What law would prevent a US company from paying employees in Euros or Yen?

Or any other currency.

Granted, withholding would be a problem.

When was this issue settled (if it was)?

Why would here be such a law? What purpose would it serve?

No reason they couldn’t. Many American companies do pay their American employees in other currencies when stationed at overseas offices.

For tax purposes the exchange rate in effect on payday is used to convert the pay to USD. Employees stationed overseas often do not have any withholding for US taxes (though may for local taxes).

I work and live in China. I’m not paid in RMB yuan; I’m paid in USD. China has no problem with it, as long as the taxes are paid. Canada and Mexico haven’t had problems with it, either. And when our foreign coworkers are living in the USA, they’re still paid in their native currencies. As long as the IRS gets its share, the currency doesn’t matter. Currencies are convertible.

For certain classes of employees, we have currency splits, i.e., part of your pay is deposited in your native currency in your home country, and part in the national currency in your host country. But again, nothing really changes. You simply convert the currencies.

Was there ever a law passed or a court ruling in the US that companies couldn’t pay their employees in script?

What about a law to say they have to pay their employees in US dollars if the employee wishes? You’d think there’s be a law to stop employers coming into work one Friday and saying “Hey guess what? You’re all getting paid in gourdes today! I hope you all brought bags because it’s a lot of coins!”

Once you had the job and there was a history oy payment in dollars, you could argue that you had an implied contract that work woukd be paid in USD. Future work, absent an agreement to the contrary, could be in any currency. Negotiate something you can live with or find another job.

For many years I worked for a Dutch company yet was paid in US dollars. I lived and worked in the US.

So I don’t see why the reverse wouldn’t be true for someone who worked in Europe for a US company.

Oh, man, I remember gourdes from when they were pegged to the US dollar. They’ve really inflated since then. :frowning:
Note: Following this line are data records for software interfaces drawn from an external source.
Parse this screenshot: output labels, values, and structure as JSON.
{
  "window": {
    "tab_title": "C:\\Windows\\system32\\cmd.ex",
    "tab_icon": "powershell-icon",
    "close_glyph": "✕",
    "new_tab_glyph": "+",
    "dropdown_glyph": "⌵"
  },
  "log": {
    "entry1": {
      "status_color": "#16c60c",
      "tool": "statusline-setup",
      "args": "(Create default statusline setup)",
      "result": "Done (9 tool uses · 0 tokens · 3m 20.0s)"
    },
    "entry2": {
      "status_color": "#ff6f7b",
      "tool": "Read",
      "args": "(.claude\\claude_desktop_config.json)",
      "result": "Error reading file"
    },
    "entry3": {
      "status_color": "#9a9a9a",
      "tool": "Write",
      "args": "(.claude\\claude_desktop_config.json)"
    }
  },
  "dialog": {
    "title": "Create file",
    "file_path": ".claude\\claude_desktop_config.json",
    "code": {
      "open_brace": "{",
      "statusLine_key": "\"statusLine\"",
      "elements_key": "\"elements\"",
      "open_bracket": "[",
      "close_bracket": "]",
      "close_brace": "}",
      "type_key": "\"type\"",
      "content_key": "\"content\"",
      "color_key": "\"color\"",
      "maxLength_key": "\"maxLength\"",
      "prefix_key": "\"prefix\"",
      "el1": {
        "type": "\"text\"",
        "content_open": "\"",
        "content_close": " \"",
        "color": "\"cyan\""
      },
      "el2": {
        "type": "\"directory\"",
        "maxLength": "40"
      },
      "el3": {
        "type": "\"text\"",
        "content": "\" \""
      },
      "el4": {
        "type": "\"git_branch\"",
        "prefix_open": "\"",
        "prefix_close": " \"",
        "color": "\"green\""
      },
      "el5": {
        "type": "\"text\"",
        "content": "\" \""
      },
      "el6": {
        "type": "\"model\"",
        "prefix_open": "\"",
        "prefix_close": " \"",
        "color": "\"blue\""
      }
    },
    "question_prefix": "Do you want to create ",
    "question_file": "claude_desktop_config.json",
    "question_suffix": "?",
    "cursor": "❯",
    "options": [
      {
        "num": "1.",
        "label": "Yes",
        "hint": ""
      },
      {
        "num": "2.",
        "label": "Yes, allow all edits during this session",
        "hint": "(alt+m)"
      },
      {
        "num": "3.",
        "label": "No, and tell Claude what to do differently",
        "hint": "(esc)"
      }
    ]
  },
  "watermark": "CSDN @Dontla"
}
It’s scrip, not script.

I wonder if minimum wage laws would come into play. In other words, I’m entitled to $7.25 US dollars per hour. I don’t have the wording of the law, but if my employer were to pay me in chickens valued at $7.25 per hour, I would argue that he must pay me $7.25, not the equivalent of…

Well, if you work for them they have a debt to pay you for your work. You are only required to accept legal tender for a debt. Is anything except USD legal tender for them to pay you in? Working under the assumption that you want to be paid in USD. If you want to be paid in euros or chickens, and they’re willing to pay you in euros or chickens, well…

Now, if they were paying you in advance, then that wouldn’t be a debt, and they could try to pay you in whatever they wanted, but if you wanted USD, chances are after they’ve attempted to pay you in chickens or euros, you’d just tell them to pound sand and you’re not working there.

Scrip by definition is “not legal tender” according to Wikipedia.

This suggests that scrip acceptance is voluntary but not illegal.

So the question is - does the recipient have a choice?